The yellow line represents where a trailing spoke would normally be when laced to a standard 36h rim. We know that it's exactly 1/18 the circumference of the rim away from the leading spokes.
We need to move the trailing spoke clockwise so that it lines up with the correct hole on the rim. We know that that hole is 2/63 away from the leading spoke, so we're moving the whole thing over by 1/42 the circumference of the rim (1/8 - 2/63 = 1/42). The new position of the trailing spoke is represented in light green.
Note that the trailing spoke doesn't line up with the hole on the hub now. It has also moved 1/42 the circumference along the hub flange. We'll use that as an approximation for how much shorter the trailing spokes needs to be.
For example, if your hub flange diameter is 48mm, that's π x 48mm ÷ 42 = 3.59mm, you'll round down to 3mm. Once you calculate your spoke lengths for each side, you'll subtract 3mm from half of the spokes on each side. If you end up with a number with a decimal that's less than 0.5, say 3.1mm, you'll probably want to round down to 2mm so that you're not short at the nipple due to the error of our approximation as well as any measurement error if you measured the rim and hub yourself. There's also going to be some error in the how accurately the spoke was cut. As with the 4x8 example, it may be a good idea to thread a few extra millimeters onto the end of the spoke, too.
When you flip it over, start lacing the hub at the hole offset just to the right of a leading spoke on the other side and run it to the hole on the rim adjacent to the other leading spoke.
If your rim holes are alternatingly offset and they're pointing the wrong way, you have to shift the leading spokes on the first side to the second hole from the right. Pay attention to this when you start with the very first spoke. If you shifted over, you'll start lacing the second side with the flange hole that's offset just to the left of the key spoke on the first side and run the spoke to the first hole on the left of the quartet adjacent to the leading spoke on the other side.
As far as disc brakes are concerned, a wheel built like this should be able to handle that torque just like any 36h 3X wheel would. If you wanted to, I'm sure you could lace it with fewer crosses if you work out the pattern and the corrections as I did. The only issue might be extreme corrections and, therefore, suboptimal spoke angles.

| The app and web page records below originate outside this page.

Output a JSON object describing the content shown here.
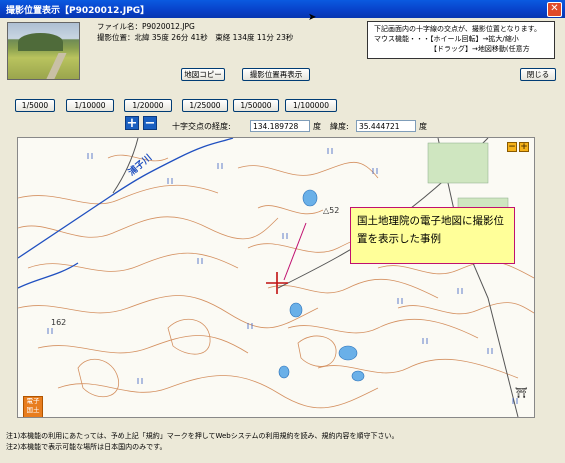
{
  "window": {
    "title": "撮影位置表示【P9020012.JPG】",
    "close_symbol": "✕"
  },
  "photo_info": {
    "file_line": "ファイル名：P9020012.JPG",
    "position_line": "撮影位置：北緯 35度 26分 41秒　東経 134度 11分 23秒"
  },
  "hint": {
    "line1": "下記画面内の十字線の交点が、撮影位置となります。",
    "line2": "マウス機能・・・【ホイール回転】→拡大/縮小",
    "line3": "【ドラッグ】→地図移動(任意方"
  },
  "buttons": {
    "map_copy": "地図コピー",
    "redisplay": "撮影位置再表示",
    "close": "閉じる"
  },
  "scales": [
    "1/5000",
    "1/10000",
    "1/20000",
    "1/25000",
    "1/50000",
    "1/100000"
  ],
  "zoom": {
    "plus": "+",
    "minus": "−"
  },
  "coords": {
    "lon_label": "十字交点の経度:",
    "lon_value": "134.189728",
    "lon_unit": "度",
    "lat_label": "緯度:",
    "lat_value": "35.444721",
    "lat_unit": "度"
  },
  "map": {
    "callout": "国土地理院の電子地図に撮影位置を表示した事例",
    "river_label": "浦子川",
    "elevation_label": "162",
    "benchmark_label": "△52",
    "zoom_minus": "−",
    "zoom_plus": "+",
    "gsi_logo_line1": "電子",
    "gsi_logo_line2": "国土",
    "shrine_symbol": "⛩",
    "water_color": "#6ab0e8",
    "contour_color": "#d49060",
    "crosshair_color": "#c01010"
  },
  "notes": {
    "line1": "注1)本機能の利用にあたっては、予め上記「規約」マークを押してWebシステムの利用規約を読み、規約内容を順守下さい。",
    "line2": "注2)本機能で表示可能な場所は日本国内のみです。"
  }
}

And there you have it! You should be able to use the same method for calculating spoke lengths for rims that group their holes into quartets in nearly any configuration, so long as the quartets are spaced by a multiple of the hole spacing.
In retrospect, I realize I could've done the 4x8 simply as 32h 3X using the same approach I used for the 4x9, but I was trying to get as many crosses as possible in order to make it a bit stronger. With 64h 7X (4X,3X) I get 4 additional crosses on each side and an ever so slightly more ideal spoke angle compared to 6X (3X). I think I would've arrived at the same correction for trailing spokes (1/32 the circumference of the hub flange). The difference would've been in the base spoke length calculation. 7X spokes are fractionally longer than 6X.